Return each entry unchanged.

[Collection entries]

== Segment start ==

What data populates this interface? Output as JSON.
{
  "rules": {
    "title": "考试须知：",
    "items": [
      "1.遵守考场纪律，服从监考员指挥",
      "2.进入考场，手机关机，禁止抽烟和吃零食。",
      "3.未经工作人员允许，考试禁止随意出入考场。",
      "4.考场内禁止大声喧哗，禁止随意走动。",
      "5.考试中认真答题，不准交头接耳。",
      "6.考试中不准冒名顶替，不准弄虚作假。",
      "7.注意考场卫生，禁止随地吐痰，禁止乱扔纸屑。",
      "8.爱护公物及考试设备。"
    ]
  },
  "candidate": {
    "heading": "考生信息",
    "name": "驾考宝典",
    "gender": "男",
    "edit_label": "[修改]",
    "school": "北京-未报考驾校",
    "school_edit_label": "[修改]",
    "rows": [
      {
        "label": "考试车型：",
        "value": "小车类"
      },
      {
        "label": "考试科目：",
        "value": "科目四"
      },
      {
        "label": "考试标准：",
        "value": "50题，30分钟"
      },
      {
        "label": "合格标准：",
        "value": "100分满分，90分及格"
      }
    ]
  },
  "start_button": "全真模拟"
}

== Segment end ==

» Output of the task
What data populates this interface? Output as JSON.
{
  "rules": {
    "title": "考试须知：",
    "items": [
      "1.遵守考场纪律，服从监考员指挥",
      "2.进入考场，手机关机，禁止抽烟和吃零食。",
      "3.未经工作人员允许，考试禁止随意出入考场。",
      "4.考场内禁止大声喧哗，禁止随意走动。",
      "5.考试中认真答题，不准交头接耳。",
      "6.考试中不准冒名顶替，不准弄虚作假。",
      "7.注意考场卫生，禁止随地吐痰，禁止乱扔纸屑。",
      "8.爱护公物及考试设备。"
    ]
  },
  "candidate": {
    "heading": "考生信息",
    "name": "驾考宝典",
    "gender": "男",
    "edit_label": "[修改]",
    "school": "北京-未报考驾校",
    "school_edit_label": "[修改]",
    "rows": [
      {
        "label": "考试车型：",
        "value": "小车类"
      },
      {
        "label": "考试科目：",
        "value": "科目四"
      },
      {
        "label": "考试标准：",
        "value": "50题，30分钟"
      },
      {
        "label": "合格标准：",
        "value": "100分满分，90分及格"
      }
    ]
  },
  "start_button": "全真模拟"
}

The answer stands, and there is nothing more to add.